Individual pieces of the data & control picture have steadily come into the mainstream via instrumentation of individual server components. Think processors that allow power & frequency to be modulated. Power Supplies that report system level power consumption. Memory that reports its temperature. Fans that can scale RPMs and power to the actual air flow requirements. Really cool capabilities, but these somewhat fragmented sources of data and control don’t provide the capability to manage at the rack or data center level. The challenge at hand is to take all of these individual points of component instrumentation and develop system and data center level capabilities – what I call extended instrumentation – to provide unique and innovative tools that data center managers need.

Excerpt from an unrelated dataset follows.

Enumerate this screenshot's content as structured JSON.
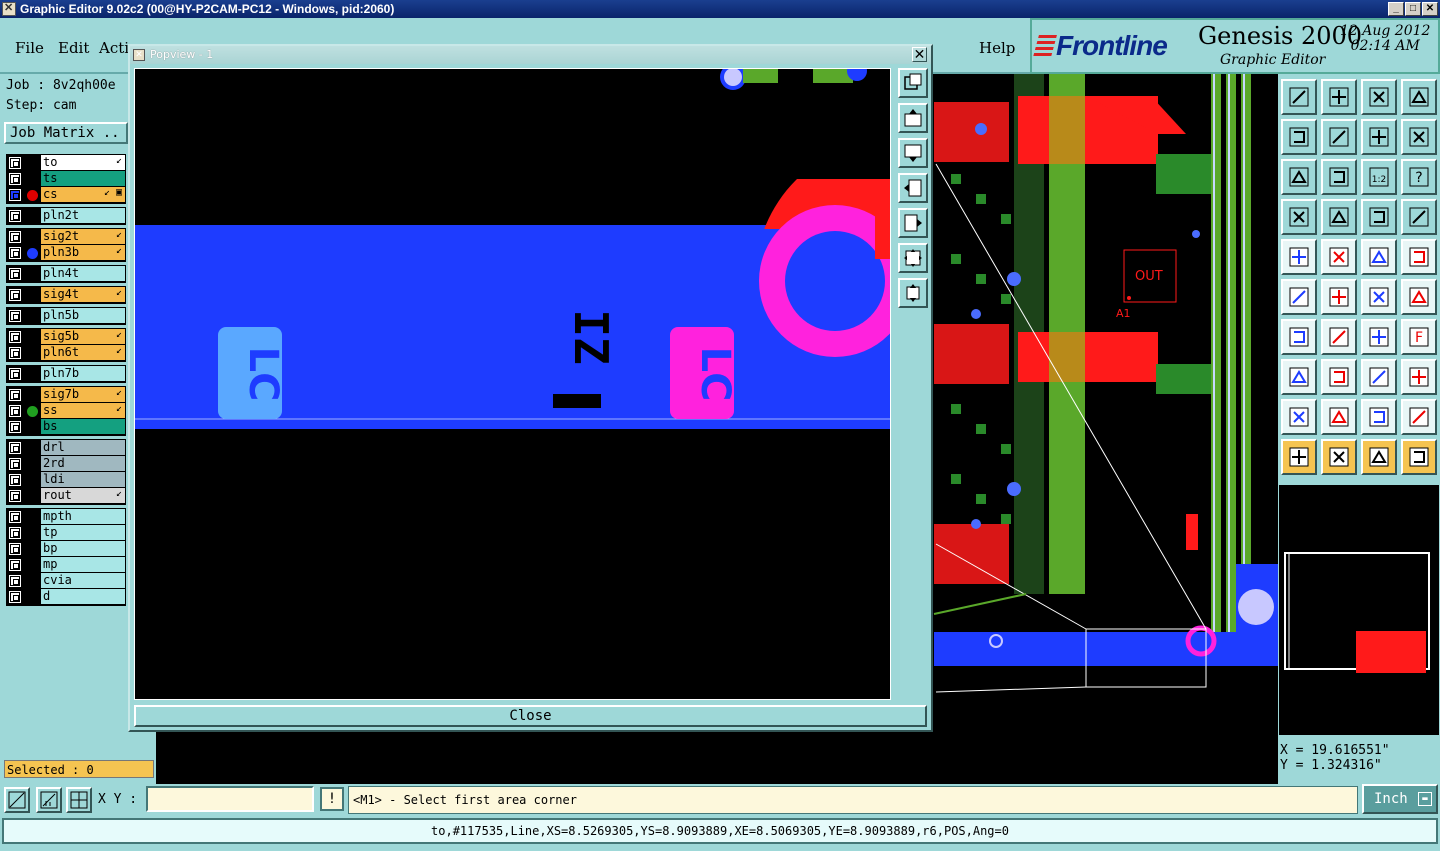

One of the more exciting extended instrumentation capabilities that has evolved is power capping. Power limits or caps defined and communicated by console management software are enforced by system level functionality, enabling the ability to limit system power in a dynamic fashion. Applications of the use of power capping range from increasing performance density to temporarily shedding compute load to ride through power or thermal events in the datacenter to enabling power based dynamic resource balancing. Power Capping gives IT managers a tool to squeeze additional compute performance out of their existing data center – making more efficient use of their limited and valuable power, cooling and floor space resources to lower costs, improve availability and extend the life of the current data center.

Are you evaluating this capability? Are you using it already? I’m interested in discussing your thoughts on instrumentation and power capping.